Compare any two graphics cards:
GeForce GTX 550 Ti vs Radeon HD 6850
IntroThe GeForce GTX 550 Ti comes with a clock speed of 900 MHz and a GDDR5 memory speed of 1026 MHz. It also features a 192-bit bus, and uses a 40 nm design. It is made up of 192 SPUs, 32 Texture Address Units, and 24 ROPs.
Compare all of that to the Radeon HD 6850, which features core speeds of 775 MHz on the GPU, and 1000 MHz on the 1024 MB of GDDR5 RAM. It features 960 SPUs along with 48 TAUs and 32 ROPs.
(No game benchmarks for this combination yet.)
Power Usage and Theoretical Benchmarks
Power Consumption (Max TDP)
In theory, the Radeon HD 6850 is 30% faster than the GeForce GTX 550 Ti overall, due to its higher data rate. (explain)
Texel RateThe Radeon HD 6850 is quite a bit (more or less 29%) faster with regards to anisotropic filtering than the GeForce GTX 550 Ti. (explain)
Pixel RateIf running with a high screen resolution is important to you, then the Radeon HD 6850 is superior to the GeForce GTX 550 Ti, though only just barely. (explain)
Please note that the above 'benchmarks' are all just theoretical - the results were calculated based on the card's specifications, and real-world performance may (and probably will) vary at least a bit.
Please note that the price comparisons are based on search keywords - sometimes it might show cards with very similar names that are not exactly the same as the one chosen in the comparison. We do try to filter out the wrong results as best we can, though.
Memory Bandwidth: Memory bandwidth is the maximum amount of data (in units of megabytes per second) that can be transported across the external memory interface in a second. It is worked out by multiplying the interface width by its memory speed. If it uses DDR type RAM, it must be multiplied by 2 again. If DDR5, multiply by 4 instead. The better the memory bandwidth, the faster the card will be in general. It especially helps with anti-aliasing, High Dynamic Range and higher screen resolutions.
Texel Rate: Texel rate is the maximum texture map elements (texels) that can be processed per second. This is worked out by multiplying the total number of texture units of the card by the core clock speed of the chip. The higher the texel rate, the better the video card will be at handling texture filtering (anisotropic filtering - AF). It is measured in millions of texels in one second.
Pixel Rate: Pixel rate is the maximum amount of pixels that the graphics card can possibly record to the local memory per second - measured in millions of pixels per second. Pixel rate is calculated by multiplying the number of ROPs by the the card's clock speed. ROPs (Raster Operations Pipelines - also called Render Output Units) are responsible for drawing the pixels (image) on the screen.
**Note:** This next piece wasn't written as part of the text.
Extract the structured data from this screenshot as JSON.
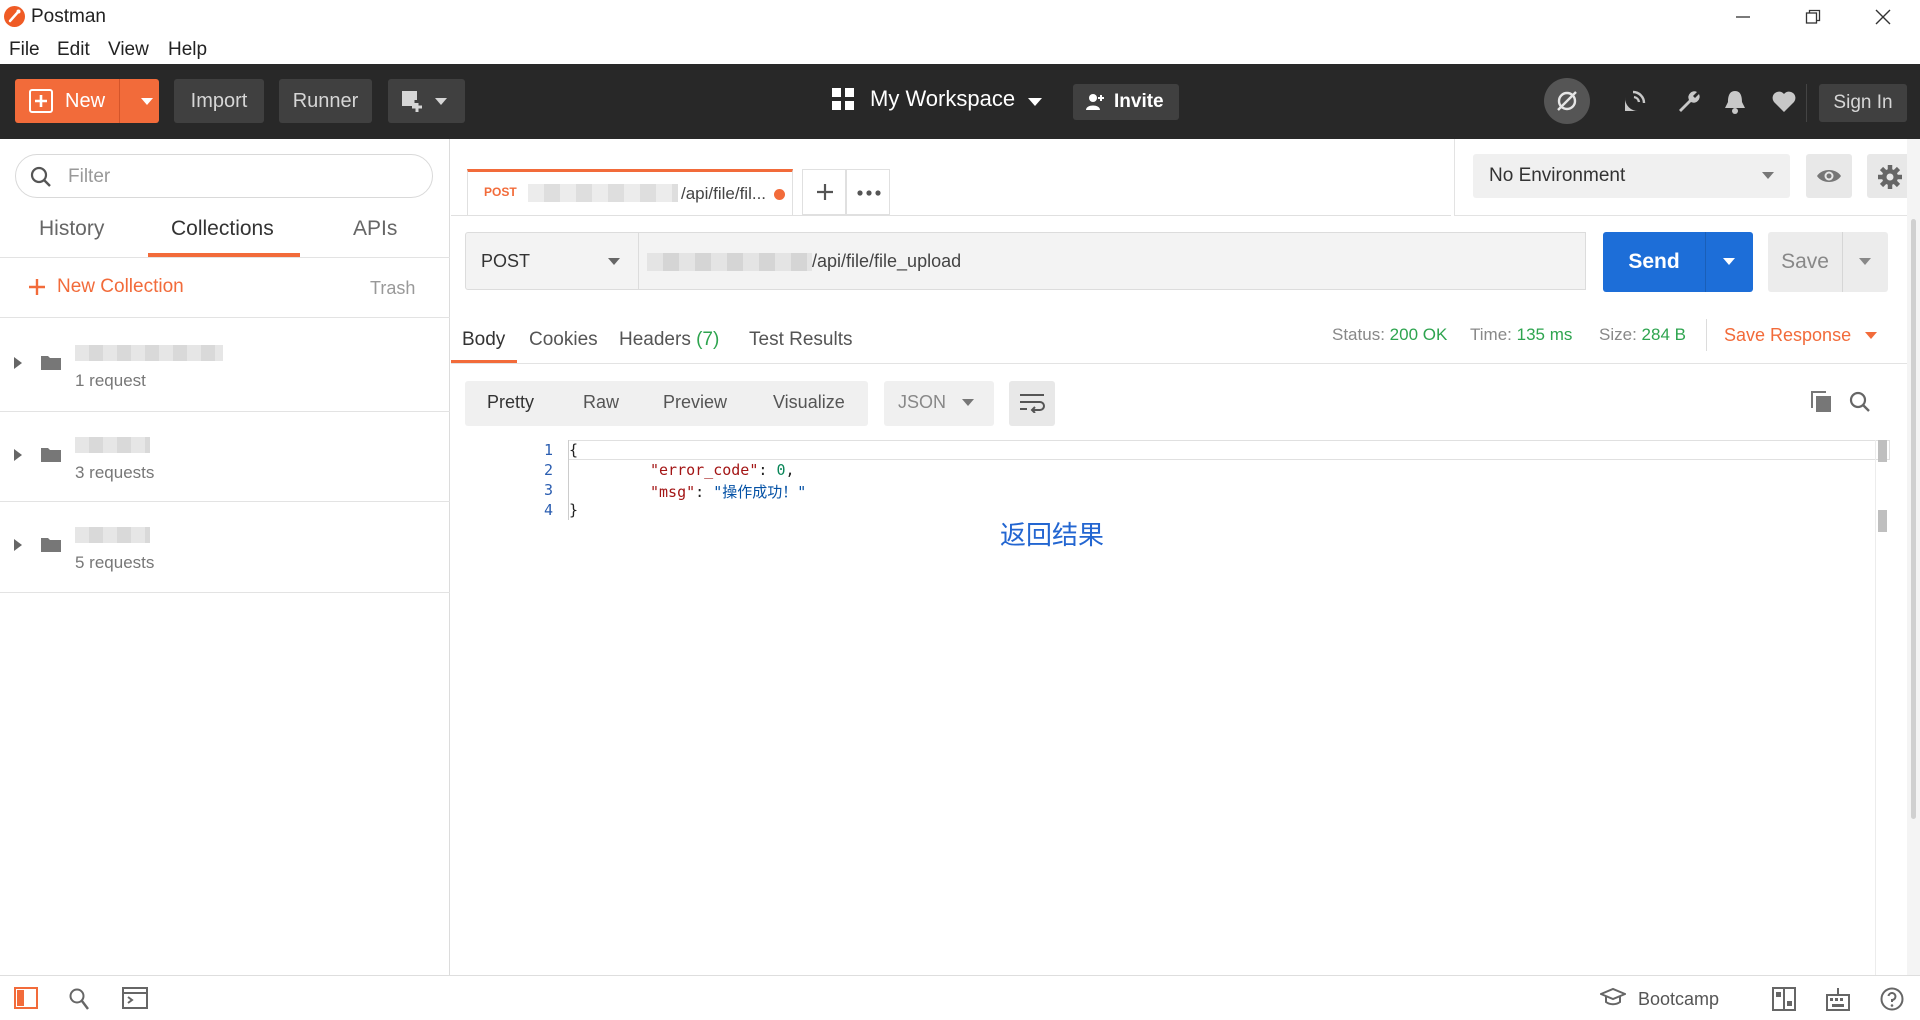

The actual pixel output rate is also dependant on many other factors, especially the memory bandwidth - the lower the memory bandwidth is, the lower the potential to get to the max fill rate.